ABOUT THIS EXERCISE: Nothing in the listing should be altered when it is copied, and no picture goes into the copy.

Content starts

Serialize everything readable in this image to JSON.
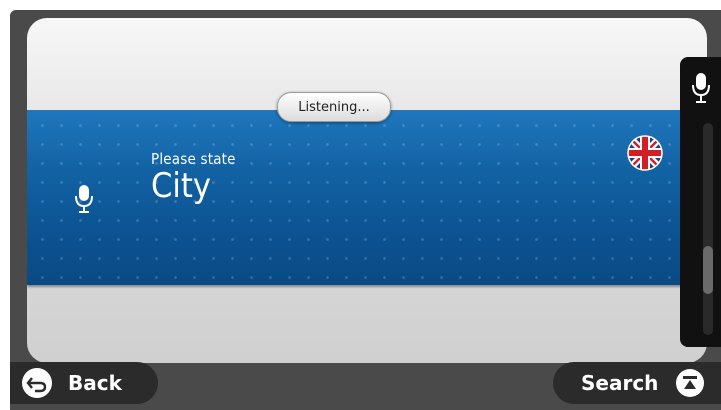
{
  "voice_prompt": {
    "status_badge": "Listening...",
    "instruction": "Please state",
    "field": "City"
  },
  "icons": {
    "mic": "microphone-icon",
    "language": "uk-flag-icon",
    "back": "back-arrow-icon",
    "search": "search-scroll-up-icon"
  },
  "scrollbar": {
    "position": 0.75
  },
  "buttons": {
    "back_label": "Back",
    "search_label": "Search"
  },
  "colors": {
    "banner": "#1262a3",
    "button_bg": "#2b2b2b",
    "frame": "#4a4a4a"
  }
}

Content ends

RESULT OF THE TASK:
Serialize everything readable in this image to JSON.
{
  "voice_prompt": {
    "status_badge": "Listening...",
    "instruction": "Please state",
    "field": "City"
  },
  "icons": {
    "mic": "microphone-icon",
    "language": "uk-flag-icon",
    "back": "back-arrow-icon",
    "search": "search-scroll-up-icon"
  },
  "scrollbar": {
    "position": 0.75
  },
  "buttons": {
    "back_label": "Back",
    "search_label": "Search"
  },
  "colors": {
    "banner": "#1262a3",
    "button_bg": "#2b2b2b",
    "frame": "#4a4a4a"
  }
}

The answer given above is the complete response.